 Radon is a noble gas product from the decay of uranium and thorium and decays by alpha emission. Radon decays into polonium and lead, both of which are radioactive. Because radon decays by emission of alpha particles at approximately 5.5 MeV, there is no requirement for boron in the NISC detector. Instead the alpha particles will directly affect the charges stored in the charge trapping layer. The 5.5Mev alpha particles can travel approximately 4 cm and will require about 1.6 MeV to penetrate the upper layers of the film before reaching the array of memory cells in the chip. While a neutron array could typically include 2400 die, 2 die are sufficient for a radon detector. MCPs and stacking of chips will be ineffective in detecting radon because the alpha particles lack sufficient energy to penetrate multiple levels of chips. In the preferred embodiment of the radon detector, it is also preferable to minimize 10B because you do not want the chip to interact significantly with background neutrons.
 Neutron Source Imaging--Medical
 Because each NISC chip is a collection of smaller charge storage nodes that serve as detectors, the NISC chips can be used for imaging and spatial resolution. For example, each charge storage node can be used in a manner similar to a pixel in a display. When implemented with a neutron interrogator, NISC detectors can be used similar to an X-ray to provide images of features internal to the body. Also, neutrons are sensitive to certain isotopes creating opportunities to use those isotopes as a tracer in medical imaging. The imaging could be performed in 2-D slices to be assembled into 3-D images.
 Imaging--Geological and Archeological
 Neutron detection technology can also be used for imaging geologic formations. Whereas X-rays are not powerful enough to be used in geological applications, neutrons typically have sufficient energy to penetrate rock creating opportunities to use NISC detector technology for imaging in geological and archeological applications.
Context of the Deployment
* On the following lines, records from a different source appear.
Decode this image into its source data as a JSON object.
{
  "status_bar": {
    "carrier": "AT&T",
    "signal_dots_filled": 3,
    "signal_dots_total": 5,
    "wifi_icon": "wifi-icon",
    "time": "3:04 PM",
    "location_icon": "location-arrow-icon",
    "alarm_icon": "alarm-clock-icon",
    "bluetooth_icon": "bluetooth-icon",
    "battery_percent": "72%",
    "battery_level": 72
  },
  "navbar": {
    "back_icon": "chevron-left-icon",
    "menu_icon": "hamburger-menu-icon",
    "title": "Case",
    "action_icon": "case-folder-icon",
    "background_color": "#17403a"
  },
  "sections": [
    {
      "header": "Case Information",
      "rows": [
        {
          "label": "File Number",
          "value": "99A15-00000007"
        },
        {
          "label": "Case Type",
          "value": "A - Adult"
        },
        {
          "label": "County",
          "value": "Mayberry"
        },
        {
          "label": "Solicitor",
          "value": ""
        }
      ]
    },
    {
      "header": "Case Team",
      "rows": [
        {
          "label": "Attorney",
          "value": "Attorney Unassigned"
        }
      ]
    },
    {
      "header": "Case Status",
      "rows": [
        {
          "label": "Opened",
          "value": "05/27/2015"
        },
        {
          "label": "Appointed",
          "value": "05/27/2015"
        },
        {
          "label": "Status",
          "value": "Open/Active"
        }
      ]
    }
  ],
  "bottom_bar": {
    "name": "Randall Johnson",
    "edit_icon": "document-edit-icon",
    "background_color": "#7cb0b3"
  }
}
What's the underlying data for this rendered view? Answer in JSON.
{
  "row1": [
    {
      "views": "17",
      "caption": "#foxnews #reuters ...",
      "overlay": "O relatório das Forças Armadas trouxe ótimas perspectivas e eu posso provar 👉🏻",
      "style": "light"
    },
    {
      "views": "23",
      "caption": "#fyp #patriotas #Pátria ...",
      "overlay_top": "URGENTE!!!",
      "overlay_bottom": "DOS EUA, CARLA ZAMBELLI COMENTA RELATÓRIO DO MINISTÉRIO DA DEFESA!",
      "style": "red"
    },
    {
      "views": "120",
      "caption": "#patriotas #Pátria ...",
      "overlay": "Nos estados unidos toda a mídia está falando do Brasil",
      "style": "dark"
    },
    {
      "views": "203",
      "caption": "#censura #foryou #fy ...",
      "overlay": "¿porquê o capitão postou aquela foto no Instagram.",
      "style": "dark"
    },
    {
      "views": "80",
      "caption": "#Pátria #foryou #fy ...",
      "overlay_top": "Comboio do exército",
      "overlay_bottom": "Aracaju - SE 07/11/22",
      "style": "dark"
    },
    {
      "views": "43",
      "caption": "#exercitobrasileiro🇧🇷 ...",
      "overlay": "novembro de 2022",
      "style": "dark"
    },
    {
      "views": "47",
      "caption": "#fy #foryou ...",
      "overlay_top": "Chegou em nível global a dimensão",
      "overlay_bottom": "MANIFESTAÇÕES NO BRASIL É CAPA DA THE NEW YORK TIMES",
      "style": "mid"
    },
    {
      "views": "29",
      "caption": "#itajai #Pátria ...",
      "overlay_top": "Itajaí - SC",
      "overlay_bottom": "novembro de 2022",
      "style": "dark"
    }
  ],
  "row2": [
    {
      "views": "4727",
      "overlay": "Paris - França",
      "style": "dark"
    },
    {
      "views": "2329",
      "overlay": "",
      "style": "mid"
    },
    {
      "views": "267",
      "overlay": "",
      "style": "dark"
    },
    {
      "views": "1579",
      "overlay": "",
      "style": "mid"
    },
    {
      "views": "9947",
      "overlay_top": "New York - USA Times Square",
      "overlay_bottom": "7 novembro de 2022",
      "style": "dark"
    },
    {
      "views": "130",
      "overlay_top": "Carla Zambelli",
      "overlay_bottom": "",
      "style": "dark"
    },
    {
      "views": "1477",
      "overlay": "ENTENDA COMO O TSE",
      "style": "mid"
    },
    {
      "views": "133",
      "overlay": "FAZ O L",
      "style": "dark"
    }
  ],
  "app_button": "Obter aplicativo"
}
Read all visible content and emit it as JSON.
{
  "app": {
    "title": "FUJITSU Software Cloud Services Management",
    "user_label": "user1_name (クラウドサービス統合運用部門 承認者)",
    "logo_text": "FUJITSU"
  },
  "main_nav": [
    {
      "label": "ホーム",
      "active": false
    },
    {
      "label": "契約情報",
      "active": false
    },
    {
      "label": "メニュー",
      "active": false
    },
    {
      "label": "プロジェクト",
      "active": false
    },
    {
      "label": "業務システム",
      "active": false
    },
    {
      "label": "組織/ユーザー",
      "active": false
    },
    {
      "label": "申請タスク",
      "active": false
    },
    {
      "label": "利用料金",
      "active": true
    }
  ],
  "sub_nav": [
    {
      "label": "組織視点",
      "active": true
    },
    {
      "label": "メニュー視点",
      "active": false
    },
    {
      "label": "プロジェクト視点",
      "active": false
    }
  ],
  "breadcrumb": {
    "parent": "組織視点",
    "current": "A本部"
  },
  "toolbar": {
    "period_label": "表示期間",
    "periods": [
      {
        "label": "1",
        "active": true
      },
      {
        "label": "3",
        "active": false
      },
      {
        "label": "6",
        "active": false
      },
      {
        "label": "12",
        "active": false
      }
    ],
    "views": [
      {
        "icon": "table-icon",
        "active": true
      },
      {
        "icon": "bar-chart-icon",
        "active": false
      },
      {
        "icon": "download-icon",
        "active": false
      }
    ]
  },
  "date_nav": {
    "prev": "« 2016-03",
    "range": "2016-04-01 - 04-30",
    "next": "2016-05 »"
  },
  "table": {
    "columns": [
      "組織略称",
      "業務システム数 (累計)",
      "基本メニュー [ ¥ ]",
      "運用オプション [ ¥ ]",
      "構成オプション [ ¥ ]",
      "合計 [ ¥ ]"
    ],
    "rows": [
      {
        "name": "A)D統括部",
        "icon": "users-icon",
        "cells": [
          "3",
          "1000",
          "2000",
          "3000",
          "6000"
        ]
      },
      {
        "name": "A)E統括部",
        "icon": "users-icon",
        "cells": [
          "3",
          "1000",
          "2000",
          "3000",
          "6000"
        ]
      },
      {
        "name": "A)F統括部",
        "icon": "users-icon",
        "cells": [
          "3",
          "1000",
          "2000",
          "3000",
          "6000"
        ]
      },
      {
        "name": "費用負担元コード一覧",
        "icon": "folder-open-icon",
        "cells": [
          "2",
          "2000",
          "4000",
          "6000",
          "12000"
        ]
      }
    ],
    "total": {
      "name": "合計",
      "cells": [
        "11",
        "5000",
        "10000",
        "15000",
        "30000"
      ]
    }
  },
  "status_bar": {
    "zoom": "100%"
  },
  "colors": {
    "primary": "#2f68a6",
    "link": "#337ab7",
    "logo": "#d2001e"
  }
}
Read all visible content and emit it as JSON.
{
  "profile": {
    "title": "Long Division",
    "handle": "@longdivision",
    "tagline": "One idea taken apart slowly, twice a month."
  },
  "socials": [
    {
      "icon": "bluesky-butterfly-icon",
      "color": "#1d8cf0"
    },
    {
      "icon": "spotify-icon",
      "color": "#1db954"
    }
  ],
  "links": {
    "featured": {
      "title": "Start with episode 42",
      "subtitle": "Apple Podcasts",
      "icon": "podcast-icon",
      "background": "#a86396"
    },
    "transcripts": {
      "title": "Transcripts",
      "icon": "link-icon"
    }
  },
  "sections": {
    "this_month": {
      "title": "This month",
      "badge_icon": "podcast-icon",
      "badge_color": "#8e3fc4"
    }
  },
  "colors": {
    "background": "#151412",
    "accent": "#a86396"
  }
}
 NISC detectors are indistinguishable from flash memory MCPs, which are standard components in many electronic devices. Therefore, NISC detectors can be deployed in small electronic devices and used for nuclear monitoring and interdiction.
 The single-MCP NISC detector can be concealed in any number of everyday objects. Multiple NISC detectors can be concealed in an ordinary rock of native geology and scattered across a suspected site or transportation route. NISC detectors can also be deployed in various configurations, such as arrays or back-to-back, to provide directional information.
 NISC detectors, and arrays thereof, can also be incorporated into underwater detectors and vehicles that can pass beneath suspect vessels. For example, the NISC detectors can scan for SNM through the hull of vessels approaching a port or canal.
 The embodiments set forth herein are intended to be exemplary. From the description of the exemplary embodiments, equivalents of the elements shown herein and ways of constructing other embodiments of the invention will be apparent to practitioners of the art. Many other modifications, features and embodiments of the invention will become evident to those of skill in the art. It should be appreciated, therefore, that many aspects of the invention were described above by way of example only and are not intended as required or essential elements of the invention unless explicitly stated otherwise. Accordingly, it should be understood that the foregoing relates only to certain embodiments of the invention and that numerous changes can be made therein without departing from the spirit and scope of the invention.
Patent applications by Dan E. Posey, Granite Shoals, TX US
Patent applications by Patrick Mark Clopton, Austin, TX US
Patent applications by Timothy Z. Hossain, Austin, TX US
Patent applications by SPANSION LLC
Patent applications in class Charged or elementary particles
Patent applications in all subclasses Charged or elementary particles